English
 
User Manual Privacy Policy Disclaimer Contact us
  Advanced SearchBrowse

Item

ITEM ACTIONSEXPORT

Released

Journal Article

On depth and temperature biases in bathythermograph data: Development of a new correction scheme based on analysis of a global ocean database

MPS-Authors
There are no MPG-Authors available
Locator
There are no locators available
Fulltext (public)
There are no public fulltexts available
Supplementary Material (public)
There is no public supplementary material available
Citation

Gouretski, V., & Reseghetti, F. (2010). On depth and temperature biases in bathythermograph data: Development of a new correction scheme based on analysis of a global ocean database. DEEP-SEA RESEARCH PART I-OCEANOGRAPHIC RESEARCH PAPERS, 57(6), 812-833. doi:10.1016/j.dsr.2010.03.011.

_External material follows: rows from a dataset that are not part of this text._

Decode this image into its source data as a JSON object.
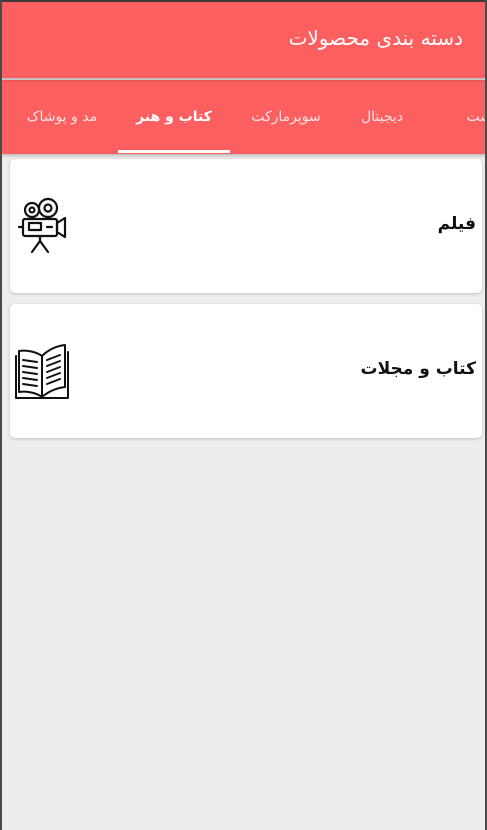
{
  "appbar": {
    "title": "دسته بندی محصولات"
  },
  "tabs": [
    {
      "label": "مد و پوشاک",
      "active": false
    },
    {
      "label": "کتاب و هنر",
      "active": true
    },
    {
      "label": "سوپرمارکت",
      "active": false
    },
    {
      "label": "دیجیتال",
      "active": false
    },
    {
      "label": "بهداشت",
      "active": false
    }
  ],
  "categories": [
    {
      "label": "فیلم",
      "icon": "movie-camera-icon"
    },
    {
      "label": "کتاب و مجلات",
      "icon": "open-book-icon"
    }
  ],
  "colors": {
    "primary": "#fc5f5f",
    "background": "#eeecec",
    "card": "#ffffff"
  }
}
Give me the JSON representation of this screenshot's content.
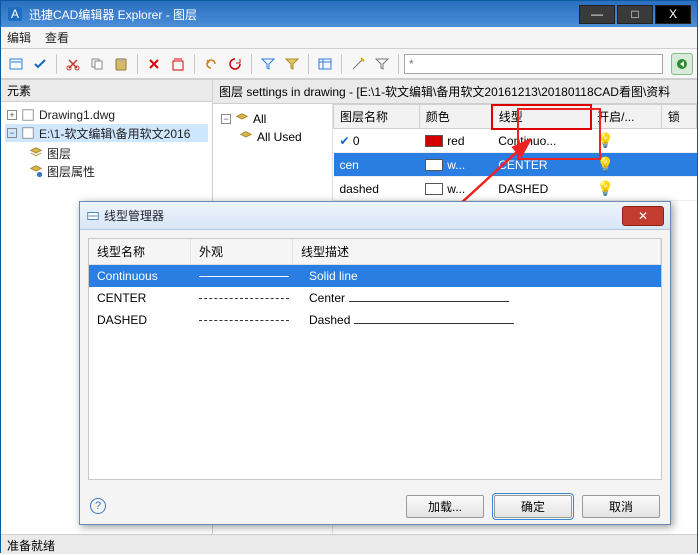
{
  "window": {
    "title": "迅捷CAD编辑器 Explorer - 图层",
    "min": "—",
    "max": "□",
    "close": "X"
  },
  "menu": {
    "edit": "编辑",
    "view": "查看"
  },
  "toolbar": {
    "search_placeholder": "*"
  },
  "left": {
    "header": "元素",
    "drawing1": "Drawing1.dwg",
    "path": "E:\\1-软文编辑\\备用软文2016",
    "layers": "图层",
    "layer_props": "图层属性"
  },
  "crumb": "图层 settings in drawing - [E:\\1-软文编辑\\备用软文20161213\\20180118CAD看图\\资料",
  "minitree": {
    "all": "All",
    "all_used": "All Used"
  },
  "table": {
    "cols": {
      "name": "图层名称",
      "color": "颜色",
      "linetype": "线型",
      "on": "开启/...",
      "lock": "锁"
    },
    "rows": [
      {
        "name": "0",
        "color_label": "red",
        "color": "#d40000",
        "linetype": "Continuo...",
        "on": true,
        "current": true,
        "sel": false
      },
      {
        "name": "cen",
        "color_label": "w...",
        "color": "#ffffff",
        "linetype": "CENTER",
        "on": true,
        "current": false,
        "sel": true
      },
      {
        "name": "dashed",
        "color_label": "w...",
        "color": "#ffffff",
        "linetype": "DASHED",
        "on": true,
        "current": false,
        "sel": false
      }
    ]
  },
  "dialog": {
    "title": "线型管理器",
    "cols": {
      "name": "线型名称",
      "appearance": "外观",
      "desc": "线型描述"
    },
    "rows": [
      {
        "name": "Continuous",
        "desc": "Solid line",
        "style": "solid",
        "sel": true
      },
      {
        "name": "CENTER",
        "desc": "Center",
        "style": "centerdash",
        "sel": false
      },
      {
        "name": "DASHED",
        "desc": "Dashed",
        "style": "dash",
        "sel": false
      }
    ],
    "buttons": {
      "load": "加载...",
      "ok": "确定",
      "cancel": "取消"
    }
  },
  "status": "准备就绪"
}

Cite as: http://hdl.handle.net/11858/00-001M-0000-0015-8835-B
Abstract
The World Ocean Database 2005 as of May 2009 is used to estimate temperature and sample depth biases of expendable (XBT) and mechanical (MBT) bathythermographs by comparing bathythermograph temperature profiles with more accurate bottle and conductivity/temperature/depth (CTD) data. It is shown that the application of depth corrections estimated earlier from side-by-side XBT/CTD inter-comparisons, without accounting for a pure thermal bias, leads to even larger disagreement with the CTD and bottle reference temperatures. Our calculations give evidence for a depth-variable XBT fall-rate correction with the manufacturer-derived depth being underestimated in the upper 200 m and overestimated below this depth. These results are in agreement with side-by-side inter-comparisons and direct fall-rate estimates. Correcting XBT sample depths by a multiplicative factor which is constant with depth does not allow an effective elimination of the total temperature bias throughout the whole water column. The analysis further suggests a dependence of the fall rate on the water temperature which was reported earlier in the literature. Comparison among different correction schemes implies a significant impact of systematic biases on the estimates of the global ocean heat content anomaly. (C) 2010 Elsevier Ltd. All rights reserved.